__Information supplied__
=== Begin Enclosure ===
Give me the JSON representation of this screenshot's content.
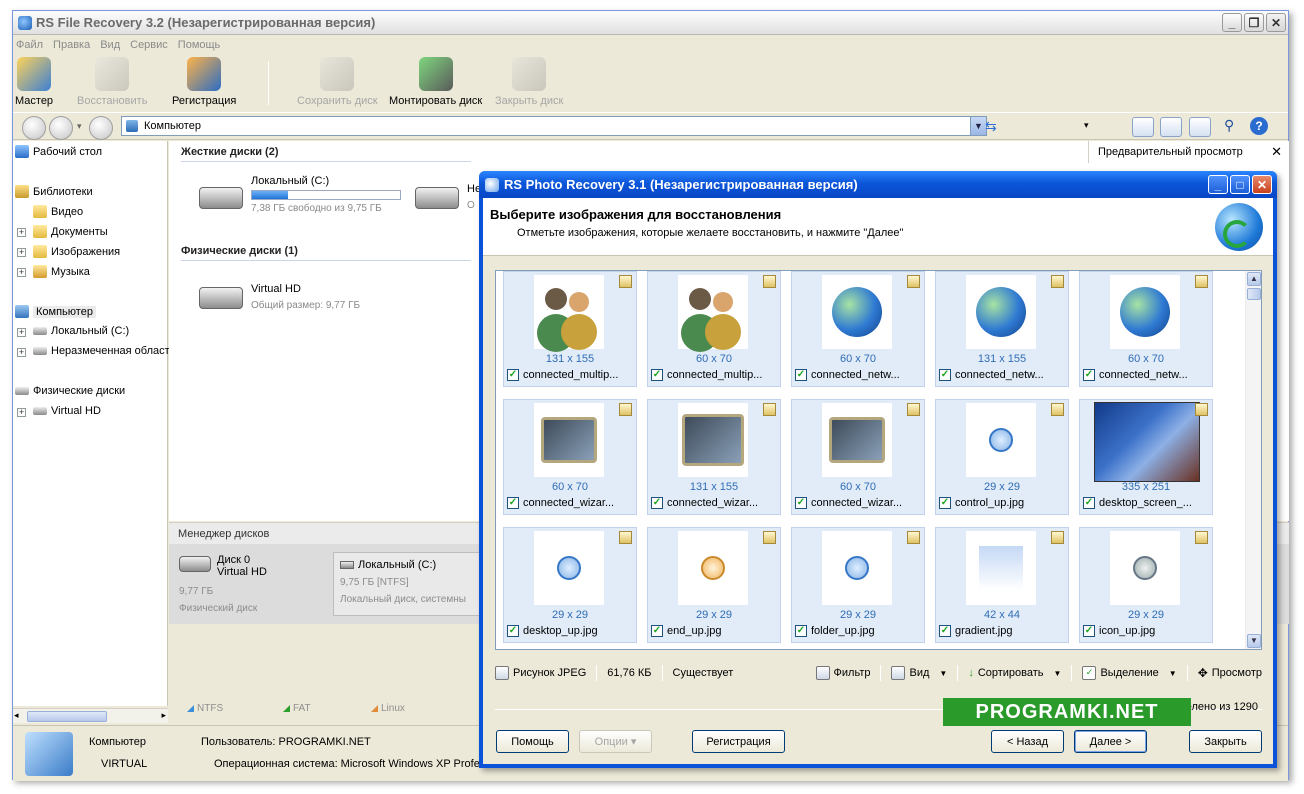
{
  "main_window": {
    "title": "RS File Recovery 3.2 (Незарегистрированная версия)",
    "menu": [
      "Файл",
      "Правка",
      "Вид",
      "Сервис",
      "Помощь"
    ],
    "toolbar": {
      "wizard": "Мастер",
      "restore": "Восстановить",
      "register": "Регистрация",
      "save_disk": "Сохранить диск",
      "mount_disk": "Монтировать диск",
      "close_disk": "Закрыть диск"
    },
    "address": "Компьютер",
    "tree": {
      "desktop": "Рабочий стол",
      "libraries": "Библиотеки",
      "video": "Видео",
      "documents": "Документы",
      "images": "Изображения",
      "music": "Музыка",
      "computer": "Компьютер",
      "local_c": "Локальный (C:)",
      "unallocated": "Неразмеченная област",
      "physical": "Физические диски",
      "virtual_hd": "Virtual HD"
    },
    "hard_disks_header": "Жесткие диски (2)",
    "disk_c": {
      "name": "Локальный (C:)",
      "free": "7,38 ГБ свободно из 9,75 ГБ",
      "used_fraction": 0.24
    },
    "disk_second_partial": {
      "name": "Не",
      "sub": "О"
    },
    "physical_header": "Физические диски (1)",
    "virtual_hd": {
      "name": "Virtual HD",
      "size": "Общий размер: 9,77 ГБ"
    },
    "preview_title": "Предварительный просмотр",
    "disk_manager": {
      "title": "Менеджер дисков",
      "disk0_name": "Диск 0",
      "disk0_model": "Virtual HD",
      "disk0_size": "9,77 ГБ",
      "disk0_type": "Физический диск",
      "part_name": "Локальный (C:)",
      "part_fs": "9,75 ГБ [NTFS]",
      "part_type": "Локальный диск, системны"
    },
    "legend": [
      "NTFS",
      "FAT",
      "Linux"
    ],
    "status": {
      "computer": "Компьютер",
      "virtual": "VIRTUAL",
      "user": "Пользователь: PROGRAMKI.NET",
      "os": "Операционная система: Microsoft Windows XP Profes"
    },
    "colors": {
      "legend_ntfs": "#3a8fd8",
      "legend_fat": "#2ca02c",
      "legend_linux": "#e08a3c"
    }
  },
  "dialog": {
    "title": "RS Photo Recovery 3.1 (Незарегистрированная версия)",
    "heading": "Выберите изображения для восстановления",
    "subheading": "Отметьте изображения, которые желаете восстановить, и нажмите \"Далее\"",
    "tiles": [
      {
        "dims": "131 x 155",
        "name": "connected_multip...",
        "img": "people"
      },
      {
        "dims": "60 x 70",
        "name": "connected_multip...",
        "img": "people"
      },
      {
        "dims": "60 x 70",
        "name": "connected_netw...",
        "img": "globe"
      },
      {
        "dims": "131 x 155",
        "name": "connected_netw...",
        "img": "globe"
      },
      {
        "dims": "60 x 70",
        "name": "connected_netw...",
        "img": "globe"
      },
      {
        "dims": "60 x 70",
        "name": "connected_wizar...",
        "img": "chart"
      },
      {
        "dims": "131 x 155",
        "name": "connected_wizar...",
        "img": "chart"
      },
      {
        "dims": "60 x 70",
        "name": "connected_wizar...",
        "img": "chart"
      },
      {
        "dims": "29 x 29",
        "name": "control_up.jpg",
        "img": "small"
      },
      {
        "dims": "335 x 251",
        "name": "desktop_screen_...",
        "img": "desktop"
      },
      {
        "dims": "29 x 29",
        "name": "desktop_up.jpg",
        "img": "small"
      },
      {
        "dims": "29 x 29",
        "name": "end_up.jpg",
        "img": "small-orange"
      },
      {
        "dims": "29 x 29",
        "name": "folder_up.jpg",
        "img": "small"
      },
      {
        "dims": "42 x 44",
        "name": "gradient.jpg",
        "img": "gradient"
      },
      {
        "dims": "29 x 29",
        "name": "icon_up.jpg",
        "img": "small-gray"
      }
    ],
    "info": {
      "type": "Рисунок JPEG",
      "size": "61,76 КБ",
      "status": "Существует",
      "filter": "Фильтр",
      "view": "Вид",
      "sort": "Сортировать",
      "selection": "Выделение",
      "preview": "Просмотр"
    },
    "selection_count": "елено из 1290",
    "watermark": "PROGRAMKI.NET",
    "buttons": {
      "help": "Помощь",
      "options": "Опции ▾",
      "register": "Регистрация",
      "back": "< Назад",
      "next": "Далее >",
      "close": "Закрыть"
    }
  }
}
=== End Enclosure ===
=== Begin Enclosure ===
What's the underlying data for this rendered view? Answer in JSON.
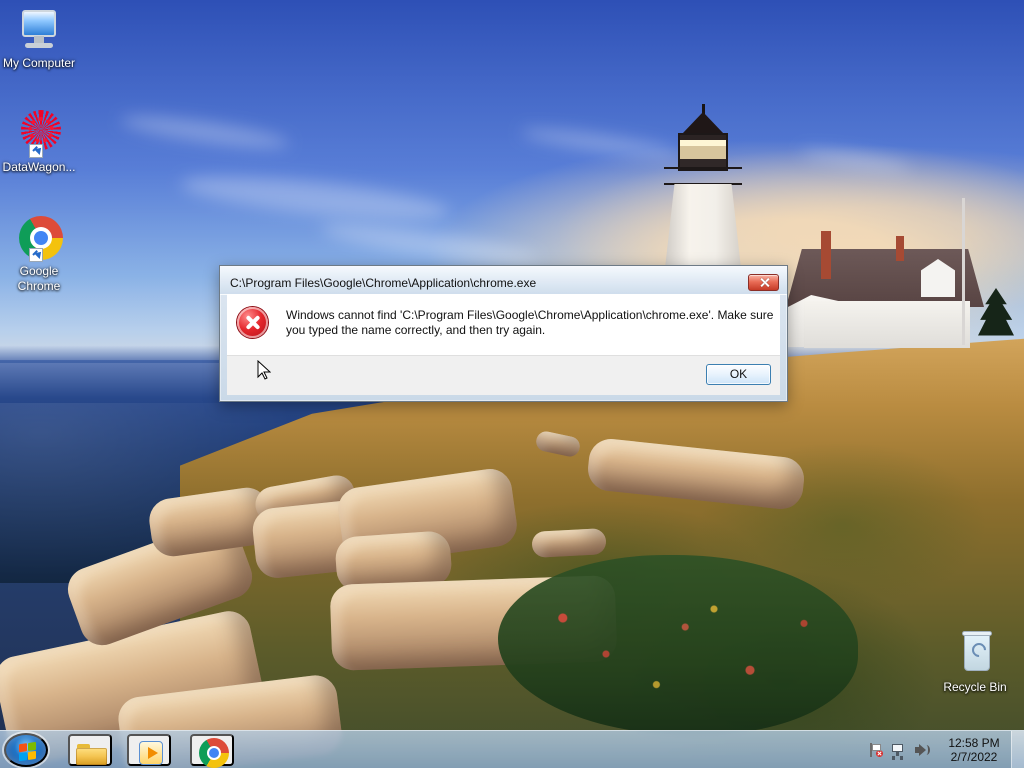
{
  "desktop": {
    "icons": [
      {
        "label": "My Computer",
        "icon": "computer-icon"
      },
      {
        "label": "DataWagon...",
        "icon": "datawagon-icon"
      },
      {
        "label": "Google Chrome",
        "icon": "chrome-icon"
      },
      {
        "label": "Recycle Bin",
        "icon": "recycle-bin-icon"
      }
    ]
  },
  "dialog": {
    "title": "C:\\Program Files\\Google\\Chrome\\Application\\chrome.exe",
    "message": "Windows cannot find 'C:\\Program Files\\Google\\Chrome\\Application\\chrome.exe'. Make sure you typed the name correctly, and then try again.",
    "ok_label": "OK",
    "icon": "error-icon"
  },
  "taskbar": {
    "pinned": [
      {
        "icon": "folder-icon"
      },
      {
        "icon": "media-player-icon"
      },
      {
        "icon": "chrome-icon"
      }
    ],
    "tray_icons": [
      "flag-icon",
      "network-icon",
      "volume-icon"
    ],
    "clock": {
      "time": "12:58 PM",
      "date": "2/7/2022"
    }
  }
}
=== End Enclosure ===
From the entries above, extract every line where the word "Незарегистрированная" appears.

__Answer space__
    "title": "RS File Recovery 3.2 (Незарегистрированная версия)",
    "title": "RS Photo Recovery 3.1 (Незарегистрированная версия)",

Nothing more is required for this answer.